- **Work to be completed**
Line by line, write out the material exactly.

- **Data to use**

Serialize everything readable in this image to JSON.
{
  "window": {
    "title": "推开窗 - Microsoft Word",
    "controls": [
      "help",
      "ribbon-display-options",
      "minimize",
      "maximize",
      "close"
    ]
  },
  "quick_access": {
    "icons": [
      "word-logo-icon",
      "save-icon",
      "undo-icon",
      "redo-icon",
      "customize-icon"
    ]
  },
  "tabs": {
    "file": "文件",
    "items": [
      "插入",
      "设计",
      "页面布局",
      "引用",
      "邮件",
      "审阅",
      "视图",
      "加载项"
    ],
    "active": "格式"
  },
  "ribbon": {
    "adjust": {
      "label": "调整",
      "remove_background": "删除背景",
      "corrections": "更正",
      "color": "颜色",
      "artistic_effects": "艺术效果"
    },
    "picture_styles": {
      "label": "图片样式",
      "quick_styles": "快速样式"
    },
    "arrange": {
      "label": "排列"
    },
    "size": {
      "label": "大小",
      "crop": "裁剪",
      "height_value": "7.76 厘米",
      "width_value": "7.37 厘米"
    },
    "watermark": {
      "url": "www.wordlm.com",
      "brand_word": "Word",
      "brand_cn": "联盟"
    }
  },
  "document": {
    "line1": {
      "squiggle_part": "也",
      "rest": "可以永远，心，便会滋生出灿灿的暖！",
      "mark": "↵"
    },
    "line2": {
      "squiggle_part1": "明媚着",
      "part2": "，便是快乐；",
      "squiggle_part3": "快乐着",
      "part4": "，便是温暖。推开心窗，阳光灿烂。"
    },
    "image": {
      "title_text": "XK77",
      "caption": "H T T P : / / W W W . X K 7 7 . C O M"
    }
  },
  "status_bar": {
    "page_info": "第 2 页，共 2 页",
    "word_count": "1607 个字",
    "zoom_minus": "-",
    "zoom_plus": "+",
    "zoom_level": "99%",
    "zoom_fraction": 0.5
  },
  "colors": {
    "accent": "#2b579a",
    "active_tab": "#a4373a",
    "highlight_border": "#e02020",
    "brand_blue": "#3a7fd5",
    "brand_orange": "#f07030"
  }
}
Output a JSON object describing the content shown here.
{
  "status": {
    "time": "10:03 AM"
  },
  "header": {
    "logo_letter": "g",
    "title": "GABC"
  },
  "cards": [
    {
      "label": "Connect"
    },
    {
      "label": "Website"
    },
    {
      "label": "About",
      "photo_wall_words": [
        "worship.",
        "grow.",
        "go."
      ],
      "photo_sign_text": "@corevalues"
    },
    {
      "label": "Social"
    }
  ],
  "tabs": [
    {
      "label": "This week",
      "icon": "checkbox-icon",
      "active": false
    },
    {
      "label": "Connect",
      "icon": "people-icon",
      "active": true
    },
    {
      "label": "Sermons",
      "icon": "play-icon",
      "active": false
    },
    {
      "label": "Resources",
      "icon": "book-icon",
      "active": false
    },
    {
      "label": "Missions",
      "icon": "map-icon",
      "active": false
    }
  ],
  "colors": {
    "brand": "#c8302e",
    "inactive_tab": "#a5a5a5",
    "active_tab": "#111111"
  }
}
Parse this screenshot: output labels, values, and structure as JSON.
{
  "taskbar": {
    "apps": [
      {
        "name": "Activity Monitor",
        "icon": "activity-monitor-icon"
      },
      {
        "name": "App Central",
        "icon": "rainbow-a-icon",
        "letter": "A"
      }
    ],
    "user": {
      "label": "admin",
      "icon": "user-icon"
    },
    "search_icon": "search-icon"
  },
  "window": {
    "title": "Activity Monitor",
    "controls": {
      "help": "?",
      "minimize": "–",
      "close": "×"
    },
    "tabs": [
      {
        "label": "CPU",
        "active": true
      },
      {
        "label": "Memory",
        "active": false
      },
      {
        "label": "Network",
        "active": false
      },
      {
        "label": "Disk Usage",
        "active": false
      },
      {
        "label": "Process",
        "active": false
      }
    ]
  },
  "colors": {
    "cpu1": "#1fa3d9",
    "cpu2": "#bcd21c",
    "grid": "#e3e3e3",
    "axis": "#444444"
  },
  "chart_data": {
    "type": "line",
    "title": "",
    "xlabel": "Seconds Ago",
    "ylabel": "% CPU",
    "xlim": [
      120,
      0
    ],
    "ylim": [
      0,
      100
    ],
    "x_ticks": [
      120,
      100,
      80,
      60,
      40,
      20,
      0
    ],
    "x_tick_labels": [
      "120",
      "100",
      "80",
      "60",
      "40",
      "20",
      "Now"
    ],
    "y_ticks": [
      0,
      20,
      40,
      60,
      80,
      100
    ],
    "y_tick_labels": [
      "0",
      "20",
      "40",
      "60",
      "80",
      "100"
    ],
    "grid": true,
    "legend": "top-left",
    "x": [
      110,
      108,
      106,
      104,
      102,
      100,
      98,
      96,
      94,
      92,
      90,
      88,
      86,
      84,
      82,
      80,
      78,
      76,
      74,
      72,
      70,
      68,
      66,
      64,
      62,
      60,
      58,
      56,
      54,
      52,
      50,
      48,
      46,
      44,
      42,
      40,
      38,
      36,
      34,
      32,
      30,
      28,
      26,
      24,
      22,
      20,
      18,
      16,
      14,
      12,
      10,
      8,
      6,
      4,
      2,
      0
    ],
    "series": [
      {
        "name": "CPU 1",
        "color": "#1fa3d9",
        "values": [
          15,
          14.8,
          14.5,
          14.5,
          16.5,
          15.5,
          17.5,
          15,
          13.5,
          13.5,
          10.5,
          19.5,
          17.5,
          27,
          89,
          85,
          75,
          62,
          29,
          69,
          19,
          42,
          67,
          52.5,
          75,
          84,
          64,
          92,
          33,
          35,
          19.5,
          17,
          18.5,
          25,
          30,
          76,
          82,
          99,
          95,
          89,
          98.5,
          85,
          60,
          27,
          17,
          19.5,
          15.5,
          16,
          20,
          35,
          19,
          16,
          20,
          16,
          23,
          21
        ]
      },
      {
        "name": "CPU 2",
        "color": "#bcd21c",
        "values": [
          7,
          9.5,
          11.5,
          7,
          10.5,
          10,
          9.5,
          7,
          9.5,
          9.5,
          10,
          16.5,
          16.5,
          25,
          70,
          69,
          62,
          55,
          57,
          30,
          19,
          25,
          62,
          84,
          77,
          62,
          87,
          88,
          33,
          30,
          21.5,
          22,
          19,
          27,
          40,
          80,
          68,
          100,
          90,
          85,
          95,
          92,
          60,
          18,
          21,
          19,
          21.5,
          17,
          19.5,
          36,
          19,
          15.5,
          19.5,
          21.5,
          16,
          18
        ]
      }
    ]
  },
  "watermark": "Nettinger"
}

- **Response to this exercise**
Serialize everything readable in this image to JSON.
{
  "window": {
    "title": "推开窗 - Microsoft Word",
    "controls": [
      "help",
      "ribbon-display-options",
      "minimize",
      "maximize",
      "close"
    ]
  },
  "quick_access": {
    "icons": [
      "word-logo-icon",
      "save-icon",
      "undo-icon",
      "redo-icon",
      "customize-icon"
    ]
  },
  "tabs": {
    "file": "文件",
    "items": [
      "插入",
      "设计",
      "页面布局",
      "引用",
      "邮件",
      "审阅",
      "视图",
      "加载项"
    ],
    "active": "格式"
  },
  "ribbon": {
    "adjust": {
      "label": "调整",
      "remove_background": "删除背景",
      "corrections": "更正",
      "color": "颜色",
      "artistic_effects": "艺术效果"
    },
    "picture_styles": {
      "label": "图片样式",
      "quick_styles": "快速样式"
    },
    "arrange": {
      "label": "排列"
    },
    "size": {
      "label": "大小",
      "crop": "裁剪",
      "height_value": "7.76 厘米",
      "width_value": "7.37 厘米"
    },
    "watermark": {
      "url": "www.wordlm.com",
      "brand_word": "Word",
      "brand_cn": "联盟"
    }
  },
  "document": {
    "line1": {
      "squiggle_part": "也",
      "rest": "可以永远，心，便会滋生出灿灿的暖！",
      "mark": "↵"
    },
    "line2": {
      "squiggle_part1": "明媚着",
      "part2": "，便是快乐；",
      "squiggle_part3": "快乐着",
      "part4": "，便是温暖。推开心窗，阳光灿烂。"
    },
    "image": {
      "title_text": "XK77",
      "caption": "H T T P : / / W W W . X K 7 7 . C O M"
    }
  },
  "status_bar": {
    "page_info": "第 2 页，共 2 页",
    "word_count": "1607 个字",
    "zoom_minus": "-",
    "zoom_plus": "+",
    "zoom_level": "99%",
    "zoom_fraction": 0.5
  },
  "colors": {
    "accent": "#2b579a",
    "active_tab": "#a4373a",
    "highlight_border": "#e02020",
    "brand_blue": "#3a7fd5",
    "brand_orange": "#f07030"
  }
}
Output a JSON object describing the content shown here.
{
  "status": {
    "time": "10:03 AM"
  },
  "header": {
    "logo_letter": "g",
    "title": "GABC"
  },
  "cards": [
    {
      "label": "Connect"
    },
    {
      "label": "Website"
    },
    {
      "label": "About",
      "photo_wall_words": [
        "worship.",
        "grow.",
        "go."
      ],
      "photo_sign_text": "@corevalues"
    },
    {
      "label": "Social"
    }
  ],
  "tabs": [
    {
      "label": "This week",
      "icon": "checkbox-icon",
      "active": false
    },
    {
      "label": "Connect",
      "icon": "people-icon",
      "active": true
    },
    {
      "label": "Sermons",
      "icon": "play-icon",
      "active": false
    },
    {
      "label": "Resources",
      "icon": "book-icon",
      "active": false
    },
    {
      "label": "Missions",
      "icon": "map-icon",
      "active": false
    }
  ],
  "colors": {
    "brand": "#c8302e",
    "inactive_tab": "#a5a5a5",
    "active_tab": "#111111"
  }
}
Parse this screenshot: output labels, values, and structure as JSON.
{
  "taskbar": {
    "apps": [
      {
        "name": "Activity Monitor",
        "icon": "activity-monitor-icon"
      },
      {
        "name": "App Central",
        "icon": "rainbow-a-icon",
        "letter": "A"
      }
    ],
    "user": {
      "label": "admin",
      "icon": "user-icon"
    },
    "search_icon": "search-icon"
  },
  "window": {
    "title": "Activity Monitor",
    "controls": {
      "help": "?",
      "minimize": "–",
      "close": "×"
    },
    "tabs": [
      {
        "label": "CPU",
        "active": true
      },
      {
        "label": "Memory",
        "active": false
      },
      {
        "label": "Network",
        "active": false
      },
      {
        "label": "Disk Usage",
        "active": false
      },
      {
        "label": "Process",
        "active": false
      }
    ]
  },
  "colors": {
    "cpu1": "#1fa3d9",
    "cpu2": "#bcd21c",
    "grid": "#e3e3e3",
    "axis": "#444444"
  },
  "chart_data": {
    "type": "line",
    "title": "",
    "xlabel": "Seconds Ago",
    "ylabel": "% CPU",
    "xlim": [
      120,
      0
    ],
    "ylim": [
      0,
      100
    ],
    "x_ticks": [
      120,
      100,
      80,
      60,
      40,
      20,
      0
    ],
    "x_tick_labels": [
      "120",
      "100",
      "80",
      "60",
      "40",
      "20",
      "Now"
    ],
    "y_ticks": [
      0,
      20,
      40,
      60,
      80,
      100
    ],
    "y_tick_labels": [
      "0",
      "20",
      "40",
      "60",
      "80",
      "100"
    ],
    "grid": true,
    "legend": "top-left",
    "x": [
      110,
      108,
      106,
      104,
      102,
      100,
      98,
      96,
      94,
      92,
      90,
      88,
      86,
      84,
      82,
      80,
      78,
      76,
      74,
      72,
      70,
      68,
      66,
      64,
      62,
      60,
      58,
      56,
      54,
      52,
      50,
      48,
      46,
      44,
      42,
      40,
      38,
      36,
      34,
      32,
      30,
      28,
      26,
      24,
      22,
      20,
      18,
      16,
      14,
      12,
      10,
      8,
      6,
      4,
      2,
      0
    ],
    "series": [
      {
        "name": "CPU 1",
        "color": "#1fa3d9",
        "values": [
          15,
          14.8,
          14.5,
          14.5,
          16.5,
          15.5,
          17.5,
          15,
          13.5,
          13.5,
          10.5,
          19.5,
          17.5,
          27,
          89,
          85,
          75,
          62,
          29,
          69,
          19,
          42,
          67,
          52.5,
          75,
          84,
          64,
          92,
          33,
          35,
          19.5,
          17,
          18.5,
          25,
          30,
          76,
          82,
          99,
          95,
          89,
          98.5,
          85,
          60,
          27,
          17,
          19.5,
          15.5,
          16,
          20,
          35,
          19,
          16,
          20,
          16,
          23,
          21
        ]
      },
      {
        "name": "CPU 2",
        "color": "#bcd21c",
        "values": [
          7,
          9.5,
          11.5,
          7,
          10.5,
          10,
          9.5,
          7,
          9.5,
          9.5,
          10,
          16.5,
          16.5,
          25,
          70,
          69,
          62,
          55,
          57,
          30,
          19,
          25,
          62,
          84,
          77,
          62,
          87,
          88,
          33,
          30,
          21.5,
          22,
          19,
          27,
          40,
          80,
          68,
          100,
          90,
          85,
          95,
          92,
          60,
          18,
          21,
          19,
          21.5,
          17,
          19.5,
          36,
          19,
          15.5,
          19.5,
          21.5,
          16,
          18
        ]
      }
    ]
  },
  "watermark": "Nettinger"
}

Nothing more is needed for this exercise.